[Task to complete] Show each line of the data below that has the string "Datastore" in it.

[Entries provided]
━━━━━━━━━━
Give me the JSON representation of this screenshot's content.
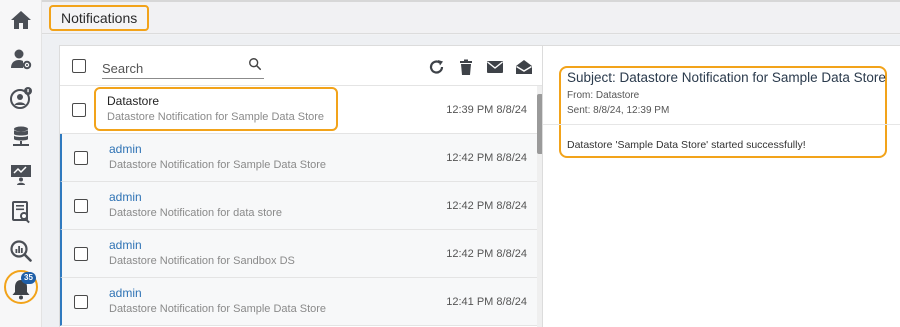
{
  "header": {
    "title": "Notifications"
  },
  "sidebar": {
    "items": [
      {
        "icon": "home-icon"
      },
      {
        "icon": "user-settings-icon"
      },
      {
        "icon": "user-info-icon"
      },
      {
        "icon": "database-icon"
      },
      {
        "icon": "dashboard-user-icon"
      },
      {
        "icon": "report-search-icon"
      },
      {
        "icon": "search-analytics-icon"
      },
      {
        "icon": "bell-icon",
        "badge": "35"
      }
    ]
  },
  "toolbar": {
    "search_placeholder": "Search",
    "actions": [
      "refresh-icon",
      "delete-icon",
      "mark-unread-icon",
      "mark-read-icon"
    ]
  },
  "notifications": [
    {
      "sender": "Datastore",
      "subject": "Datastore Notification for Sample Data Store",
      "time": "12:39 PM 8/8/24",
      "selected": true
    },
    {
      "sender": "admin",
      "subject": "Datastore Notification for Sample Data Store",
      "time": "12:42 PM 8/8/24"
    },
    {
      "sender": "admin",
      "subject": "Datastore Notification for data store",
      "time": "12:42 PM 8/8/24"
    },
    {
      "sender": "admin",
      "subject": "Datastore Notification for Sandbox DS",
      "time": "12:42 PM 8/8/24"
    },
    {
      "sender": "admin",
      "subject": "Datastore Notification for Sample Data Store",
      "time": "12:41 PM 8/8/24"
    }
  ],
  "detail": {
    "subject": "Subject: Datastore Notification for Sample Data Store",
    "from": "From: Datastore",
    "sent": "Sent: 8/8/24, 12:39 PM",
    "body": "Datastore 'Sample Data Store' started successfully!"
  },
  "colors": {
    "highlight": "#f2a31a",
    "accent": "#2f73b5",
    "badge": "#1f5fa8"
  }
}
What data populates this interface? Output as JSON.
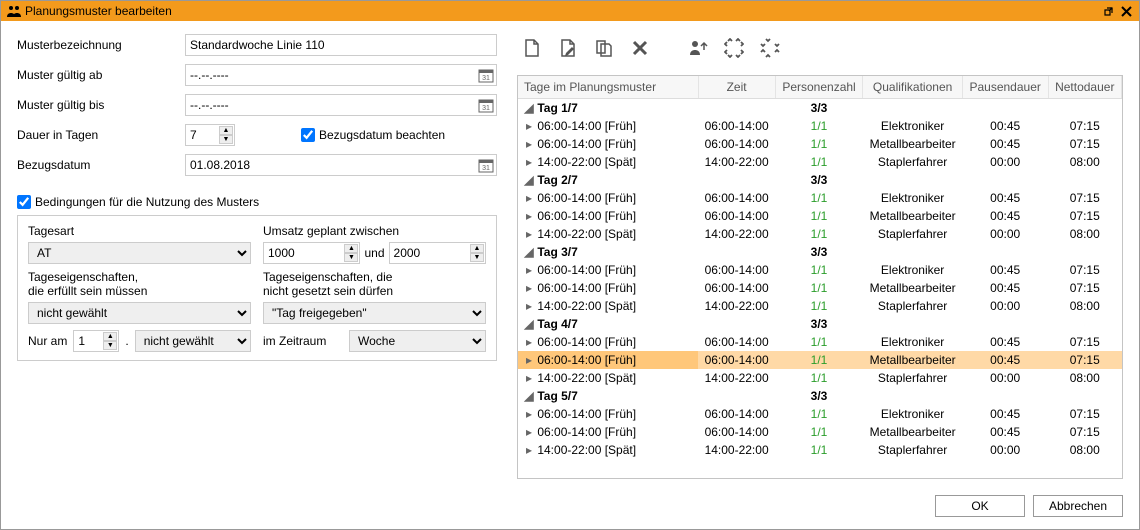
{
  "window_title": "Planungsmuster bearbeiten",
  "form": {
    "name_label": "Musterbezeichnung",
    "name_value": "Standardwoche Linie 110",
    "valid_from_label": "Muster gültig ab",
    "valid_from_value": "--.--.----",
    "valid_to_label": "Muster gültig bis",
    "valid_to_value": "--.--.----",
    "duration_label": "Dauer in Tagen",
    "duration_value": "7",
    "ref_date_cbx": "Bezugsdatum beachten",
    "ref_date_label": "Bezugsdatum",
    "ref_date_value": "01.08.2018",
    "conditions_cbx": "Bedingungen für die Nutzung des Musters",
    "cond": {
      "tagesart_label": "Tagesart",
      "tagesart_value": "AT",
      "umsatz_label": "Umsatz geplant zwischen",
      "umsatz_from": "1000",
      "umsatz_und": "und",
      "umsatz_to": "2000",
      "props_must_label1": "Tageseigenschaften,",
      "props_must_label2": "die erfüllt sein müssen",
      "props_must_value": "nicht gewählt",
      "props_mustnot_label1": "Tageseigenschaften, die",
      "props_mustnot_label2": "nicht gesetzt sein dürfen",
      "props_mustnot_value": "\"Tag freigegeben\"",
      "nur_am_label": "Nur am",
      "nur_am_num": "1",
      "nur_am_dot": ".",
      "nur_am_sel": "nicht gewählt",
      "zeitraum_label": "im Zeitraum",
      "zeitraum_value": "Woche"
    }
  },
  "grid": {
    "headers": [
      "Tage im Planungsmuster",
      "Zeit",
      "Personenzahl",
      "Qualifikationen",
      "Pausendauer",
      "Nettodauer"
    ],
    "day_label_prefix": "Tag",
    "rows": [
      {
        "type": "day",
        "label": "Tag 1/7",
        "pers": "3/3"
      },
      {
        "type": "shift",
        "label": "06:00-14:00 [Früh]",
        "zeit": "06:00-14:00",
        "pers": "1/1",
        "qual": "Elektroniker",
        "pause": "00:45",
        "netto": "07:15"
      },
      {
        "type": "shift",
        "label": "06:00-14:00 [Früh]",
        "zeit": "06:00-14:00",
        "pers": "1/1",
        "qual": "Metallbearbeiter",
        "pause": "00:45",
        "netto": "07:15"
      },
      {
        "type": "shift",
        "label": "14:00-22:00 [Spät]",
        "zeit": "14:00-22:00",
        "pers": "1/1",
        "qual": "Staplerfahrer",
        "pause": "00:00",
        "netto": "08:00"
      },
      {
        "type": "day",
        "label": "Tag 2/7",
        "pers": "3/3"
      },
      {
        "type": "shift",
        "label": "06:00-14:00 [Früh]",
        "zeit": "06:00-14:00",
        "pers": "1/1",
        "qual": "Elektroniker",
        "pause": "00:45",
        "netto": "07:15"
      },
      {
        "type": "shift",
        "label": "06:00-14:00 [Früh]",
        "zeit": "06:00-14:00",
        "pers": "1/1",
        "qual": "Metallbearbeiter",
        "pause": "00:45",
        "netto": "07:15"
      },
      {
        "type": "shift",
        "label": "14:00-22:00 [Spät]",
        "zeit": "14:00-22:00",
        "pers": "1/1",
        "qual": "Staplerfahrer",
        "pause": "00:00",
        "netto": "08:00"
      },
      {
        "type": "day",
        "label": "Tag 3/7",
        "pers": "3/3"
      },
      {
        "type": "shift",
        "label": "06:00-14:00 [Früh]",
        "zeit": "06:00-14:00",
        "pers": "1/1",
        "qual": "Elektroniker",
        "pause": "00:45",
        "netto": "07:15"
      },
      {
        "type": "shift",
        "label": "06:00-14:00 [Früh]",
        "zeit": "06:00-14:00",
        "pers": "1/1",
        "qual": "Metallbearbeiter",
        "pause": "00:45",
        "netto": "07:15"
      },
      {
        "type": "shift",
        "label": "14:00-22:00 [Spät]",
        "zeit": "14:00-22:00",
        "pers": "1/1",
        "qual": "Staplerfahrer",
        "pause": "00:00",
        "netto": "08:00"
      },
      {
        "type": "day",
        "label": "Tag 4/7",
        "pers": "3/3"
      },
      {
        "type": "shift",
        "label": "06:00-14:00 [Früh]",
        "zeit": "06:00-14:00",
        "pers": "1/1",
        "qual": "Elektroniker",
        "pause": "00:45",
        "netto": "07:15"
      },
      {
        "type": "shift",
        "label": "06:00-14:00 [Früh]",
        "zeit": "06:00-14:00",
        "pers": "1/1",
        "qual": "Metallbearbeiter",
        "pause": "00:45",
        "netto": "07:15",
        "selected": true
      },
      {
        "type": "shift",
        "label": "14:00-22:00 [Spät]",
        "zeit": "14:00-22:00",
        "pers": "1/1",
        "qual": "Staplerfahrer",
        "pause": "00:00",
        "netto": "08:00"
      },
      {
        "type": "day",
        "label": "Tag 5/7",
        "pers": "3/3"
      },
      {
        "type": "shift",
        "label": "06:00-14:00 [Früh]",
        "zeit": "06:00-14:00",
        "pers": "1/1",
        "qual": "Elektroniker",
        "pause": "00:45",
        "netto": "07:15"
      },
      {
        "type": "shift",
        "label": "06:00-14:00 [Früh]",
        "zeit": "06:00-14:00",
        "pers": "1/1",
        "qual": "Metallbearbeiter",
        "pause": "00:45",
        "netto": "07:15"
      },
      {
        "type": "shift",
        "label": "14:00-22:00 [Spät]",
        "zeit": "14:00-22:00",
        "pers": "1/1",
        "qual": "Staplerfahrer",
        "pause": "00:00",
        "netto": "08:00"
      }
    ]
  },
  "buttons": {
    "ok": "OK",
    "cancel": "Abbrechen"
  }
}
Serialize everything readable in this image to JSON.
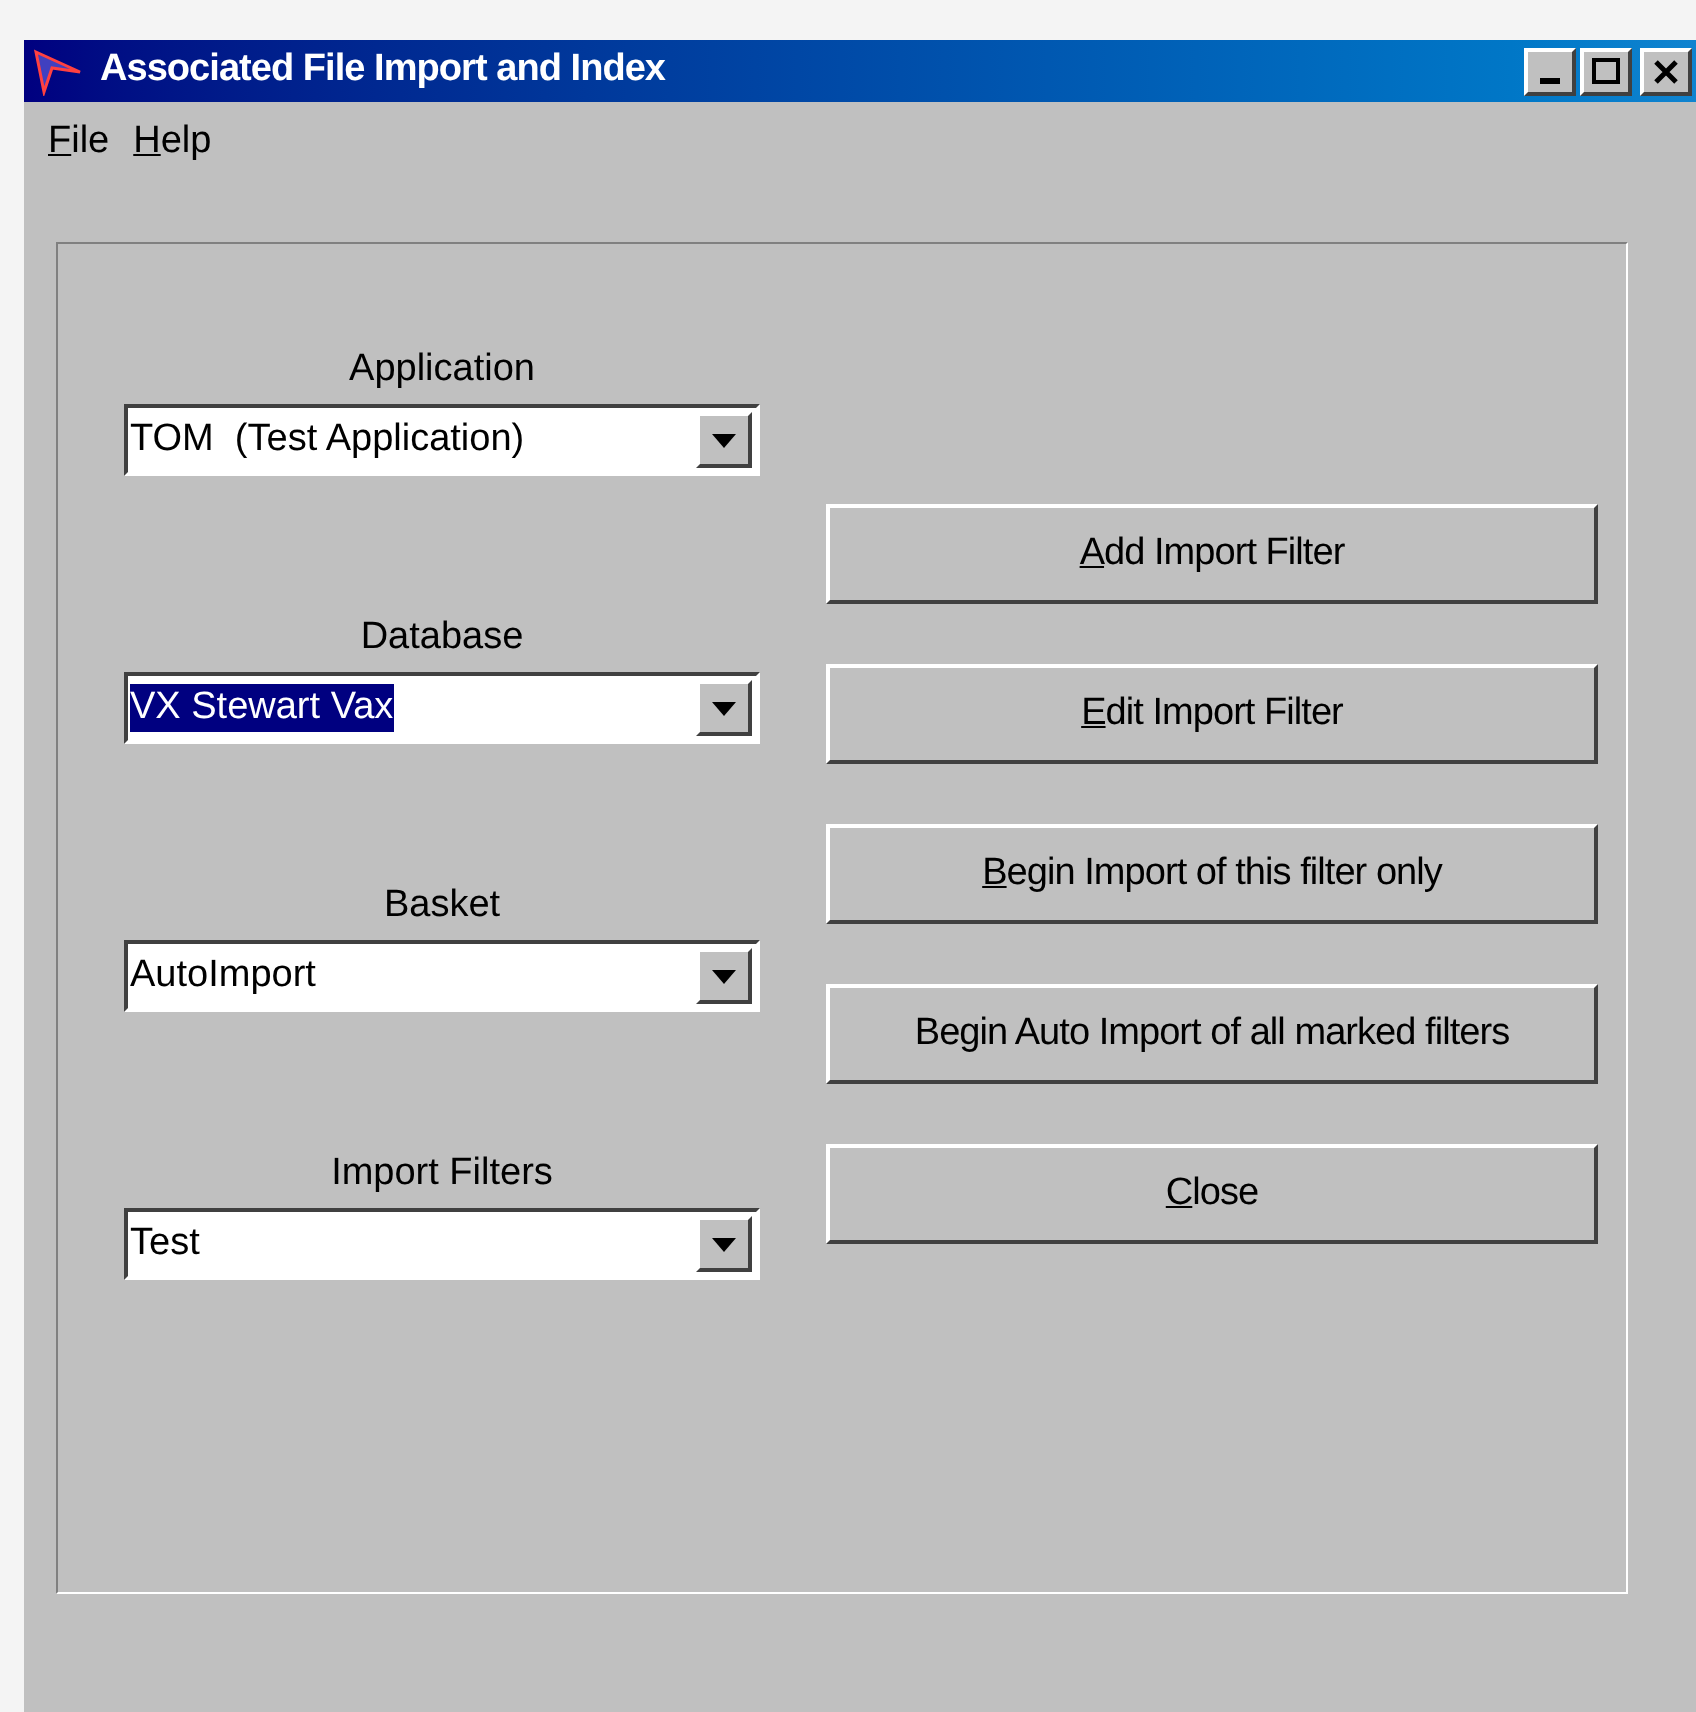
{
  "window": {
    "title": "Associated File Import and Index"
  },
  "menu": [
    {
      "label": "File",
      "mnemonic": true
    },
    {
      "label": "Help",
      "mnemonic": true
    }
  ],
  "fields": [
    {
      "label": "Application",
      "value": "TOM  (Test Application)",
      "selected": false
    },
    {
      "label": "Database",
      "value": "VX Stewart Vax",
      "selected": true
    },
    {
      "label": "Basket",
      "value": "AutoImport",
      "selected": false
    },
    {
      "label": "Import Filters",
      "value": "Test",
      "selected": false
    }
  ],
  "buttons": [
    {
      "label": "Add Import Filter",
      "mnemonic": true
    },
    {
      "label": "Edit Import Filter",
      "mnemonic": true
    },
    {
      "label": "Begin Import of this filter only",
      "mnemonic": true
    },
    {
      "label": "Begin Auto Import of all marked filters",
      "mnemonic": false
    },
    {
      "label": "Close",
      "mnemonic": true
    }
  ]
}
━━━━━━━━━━
[Written answer]
      "sender": "Datastore",
      "subject": "Datastore Notification for Sample Data Store",
      "subject": "Datastore Notification for Sample Data Store",
      "subject": "Datastore Notification for data store",
      "subject": "Datastore Notification for Sandbox DS",
      "subject": "Datastore Notification for Sample Data Store",
    "subject": "Subject: Datastore Notification for Sample Data Store",
    "from": "From: Datastore",
    "body": "Datastore 'Sample Data Store' started successfully!"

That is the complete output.